GOAL OF THE EXERCISE → Report the count of lines below that include "label", without any other text.

(ENTRIES SHOWN begins)

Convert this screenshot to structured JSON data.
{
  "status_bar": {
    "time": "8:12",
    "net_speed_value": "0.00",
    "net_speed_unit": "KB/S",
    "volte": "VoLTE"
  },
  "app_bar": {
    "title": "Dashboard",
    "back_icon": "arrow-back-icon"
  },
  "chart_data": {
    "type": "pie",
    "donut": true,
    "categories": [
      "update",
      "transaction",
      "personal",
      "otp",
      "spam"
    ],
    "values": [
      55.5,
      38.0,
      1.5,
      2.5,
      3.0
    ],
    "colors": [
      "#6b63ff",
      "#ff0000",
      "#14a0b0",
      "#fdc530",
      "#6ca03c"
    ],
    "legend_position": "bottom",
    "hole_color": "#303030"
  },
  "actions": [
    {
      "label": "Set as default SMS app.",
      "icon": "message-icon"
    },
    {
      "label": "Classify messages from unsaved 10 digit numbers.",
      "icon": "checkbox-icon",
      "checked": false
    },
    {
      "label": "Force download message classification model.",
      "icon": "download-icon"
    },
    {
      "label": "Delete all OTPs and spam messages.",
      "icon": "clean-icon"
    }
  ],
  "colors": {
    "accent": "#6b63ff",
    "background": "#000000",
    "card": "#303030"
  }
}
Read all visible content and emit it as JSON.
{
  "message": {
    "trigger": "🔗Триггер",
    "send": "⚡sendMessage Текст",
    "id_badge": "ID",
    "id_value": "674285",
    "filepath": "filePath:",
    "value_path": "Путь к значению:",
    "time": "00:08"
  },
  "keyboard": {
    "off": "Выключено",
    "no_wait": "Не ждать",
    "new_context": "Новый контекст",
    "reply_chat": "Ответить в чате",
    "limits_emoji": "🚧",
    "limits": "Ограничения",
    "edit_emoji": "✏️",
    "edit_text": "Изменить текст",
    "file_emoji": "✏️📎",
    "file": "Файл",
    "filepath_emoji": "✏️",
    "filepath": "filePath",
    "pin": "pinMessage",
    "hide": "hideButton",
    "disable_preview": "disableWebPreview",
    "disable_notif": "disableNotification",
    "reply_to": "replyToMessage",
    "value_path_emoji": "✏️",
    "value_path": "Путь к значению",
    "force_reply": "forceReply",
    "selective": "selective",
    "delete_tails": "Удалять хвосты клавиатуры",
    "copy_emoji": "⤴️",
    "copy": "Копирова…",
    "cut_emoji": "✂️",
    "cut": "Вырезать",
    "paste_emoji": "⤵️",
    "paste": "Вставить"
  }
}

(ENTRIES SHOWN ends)

EXPECTED OUTPUT → 4